Utilities for Plugins

KIPI has a number of utilities useful when developing plugins:
• use KIPI::ImageCollectionDialog to ask the user for an image.
• use KIPI::UploadWidget when the user should specify a directory to write images into.
• KIPI::ThumbnailJob helps you load thumb nails of images.

Adding KIPI support to a new host application.

To add KIPI support to your application you must inherit KIPI::Interface, and give an instance of this class to KIPI::PluginLoader. See \ref KIPI::PluginLoader for details on loading plugins. To be able to create an instance of your subclass of KIPI::Interface, you must of course implement all the pure virtual method of the super class, among others this requires you to create and return instances of KIPI::ImageCollection and KIPI::ImageInfo. The only way you can do so are by giving the classes a pointer to a subclass of KIPI::ImageCollectionShared and KIPI::ImageInfoShared. These sub classes are also your responsibility to implement. The reason why things are that complicated, are to solve the problem of ownership of pointers to the classes in question.

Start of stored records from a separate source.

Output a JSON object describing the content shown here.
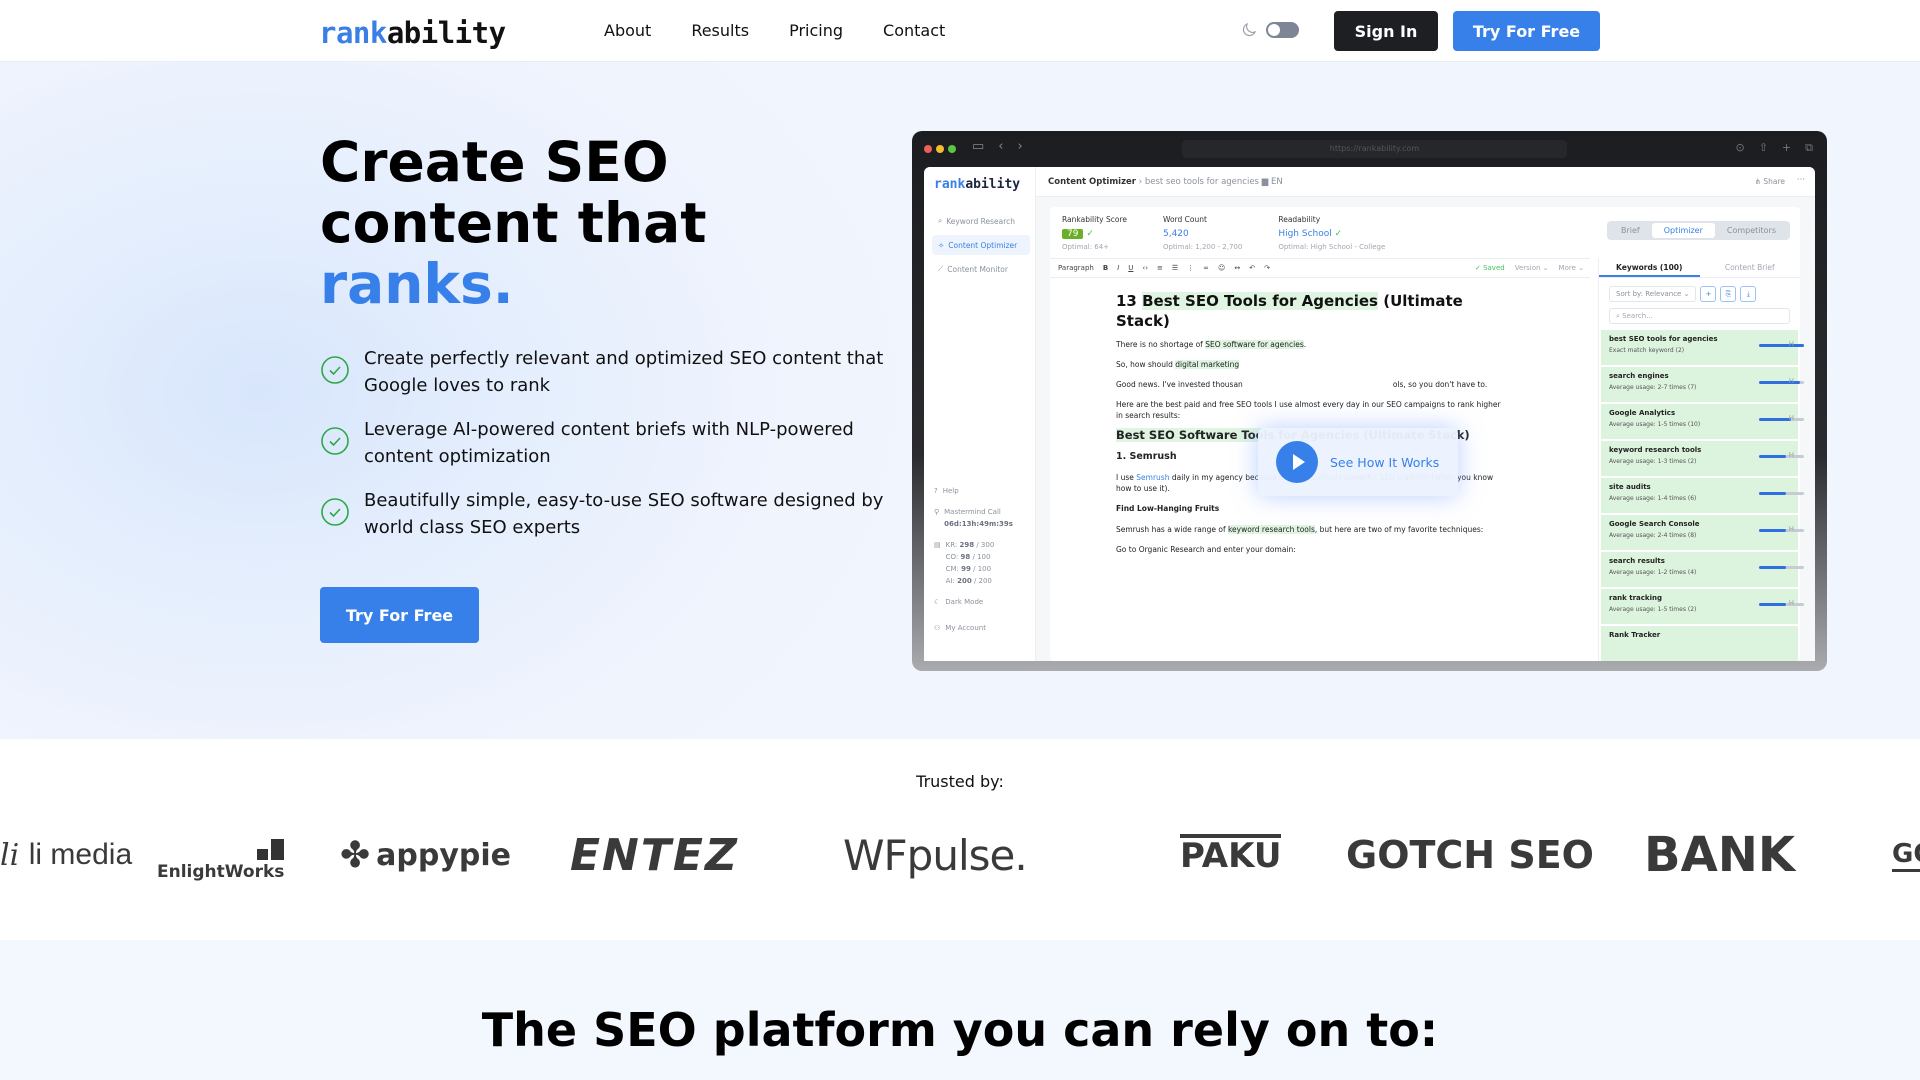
{
  "nav": {
    "logo_part1": "rank",
    "logo_part2": "ability",
    "links": [
      "About",
      "Results",
      "Pricing",
      "Contact"
    ],
    "theme_icon": "moon-icon",
    "sign_in": "Sign In",
    "try_free": "Try For Free"
  },
  "hero": {
    "title_line1": "Create SEO",
    "title_line2": "content that",
    "title_accent": "ranks.",
    "features": [
      {
        "icon": "check-circle-icon",
        "text": "Create perfectly relevant and optimized SEO content that Google loves to rank"
      },
      {
        "icon": "check-circle-icon",
        "text": "Leverage AI-powered content briefs with NLP-powered content optimization"
      },
      {
        "icon": "check-circle-icon",
        "text": "Beautifully simple, easy-to-use SEO software designed by world class SEO experts"
      }
    ],
    "cta": "Try For Free",
    "accent_color": "#3780ea"
  },
  "mockup": {
    "url": "https://rankability.com",
    "app_logo_part1": "rank",
    "app_logo_part2": "ability",
    "sidebar": [
      "Keyword Research",
      "Content Optimizer",
      "Content Monitor"
    ],
    "sidebar_active": "Content Optimizer",
    "sidebar_bottom": {
      "help": "Help",
      "mastermind": "Mastermind Call",
      "countdown": "06d:13h:49m:39s",
      "credits": [
        {
          "label": "KR:",
          "used": "298",
          "total": "/ 300"
        },
        {
          "label": "CO:",
          "used": "98",
          "total": "/ 100"
        },
        {
          "label": "CM:",
          "used": "99",
          "total": "/ 100"
        },
        {
          "label": "AI:",
          "used": "200",
          "total": "/ 200"
        }
      ],
      "dark_mode": "Dark Mode",
      "account": "My Account"
    },
    "header": {
      "title": "Content Optimizer",
      "crumb": "best seo tools for agencies",
      "lang": "EN",
      "share": "Share"
    },
    "metrics": [
      {
        "label": "Rankability Score",
        "value": "79",
        "optimal": "Optimal: 64+"
      },
      {
        "label": "Word Count",
        "value": "5,420",
        "optimal": "Optimal: 1,200 - 2,700"
      },
      {
        "label": "Readability",
        "value": "High School",
        "optimal": "Optimal: High School - College"
      }
    ],
    "segments": [
      "Brief",
      "Optimizer",
      "Competitors"
    ],
    "segment_active": "Optimizer",
    "toolbar": {
      "format": "Paragraph",
      "saved": "✓ Saved",
      "version": "Version ⌄",
      "more": "More ⌄"
    },
    "doc": {
      "h1_pre": "13 ",
      "h1_hl": "Best SEO Tools for Agencies",
      "h1_post": " (Ultimate Stack)",
      "p1_pre": "There is no shortage of ",
      "p1_hl": "SEO software for agencies",
      "p1_post": ".",
      "p2_pre": "So, how should ",
      "p2_hl": "digital marketing",
      "p3": "Good news. I've invested thousan",
      "p3_tail": "ols, so you don't have to.",
      "p4": "Here are the best paid and free SEO tools I use almost every day in our SEO campaigns to rank higher in search results:",
      "h2_hl": "Best SEO Software Tools",
      "h2_post": " for Agencies (Ultimate Stack)",
      "h3": "1. Semrush",
      "p5_pre": "I use ",
      "p5_link": "Semrush",
      "p5_post": " daily in my agency because it's a ridiculously powerful SEO platform (when you know how to use it).",
      "h4": "Find Low-Hanging Fruits",
      "p6_pre": "Semrush has a wide range of ",
      "p6_hl": "keyword research tools",
      "p6_post": ", but here are two of my favorite techniques:",
      "p7": "Go to Organic Research and enter your domain:"
    },
    "panel_tabs": [
      "Keywords (100)",
      "Content Brief"
    ],
    "sort": "Sort by: Relevance ⌄",
    "search_placeholder": "Search...",
    "keywords": [
      {
        "term": "best SEO tools for agencies",
        "usage": "Exact match keyword (2)",
        "fill": 1.0,
        "h": "H"
      },
      {
        "term": "search engines",
        "usage": "Average usage: 2-7 times (7)",
        "fill": 0.9,
        "h": "H"
      },
      {
        "term": "Google Analytics",
        "usage": "Average usage: 1-5 times (10)",
        "fill": 0.7,
        "h": "H"
      },
      {
        "term": "keyword research tools",
        "usage": "Average usage: 1-3 times (2)",
        "fill": 0.6,
        "h": "H"
      },
      {
        "term": "site audits",
        "usage": "Average usage: 1-4 times (6)",
        "fill": 0.6,
        "h": ""
      },
      {
        "term": "Google Search Console",
        "usage": "Average usage: 2-4 times (8)",
        "fill": 0.6,
        "h": "H"
      },
      {
        "term": "search results",
        "usage": "Average usage: 1-2 times (4)",
        "fill": 0.6,
        "h": ""
      },
      {
        "term": "rank tracking",
        "usage": "Average usage: 1-5 times (2)",
        "fill": 0.6,
        "h": "H"
      },
      {
        "term": "Rank Tracker",
        "usage": "",
        "fill": 0,
        "h": ""
      }
    ],
    "video_cta": "See How It Works"
  },
  "trusted": {
    "label": "Trusted by:",
    "logos": [
      "li media",
      "EnlightWorks",
      "appypie",
      "ENTEZ",
      "WFpulse.",
      "PAKU",
      "GOTCH SEO",
      "BANK",
      "GO"
    ]
  },
  "section2": {
    "title": "The SEO platform you can rely on to:"
  }
}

The KIPI::ImageCollectionShared pointer you give to KIPI::ImageCollection constructor will be the owned by the ImageCollection instance. */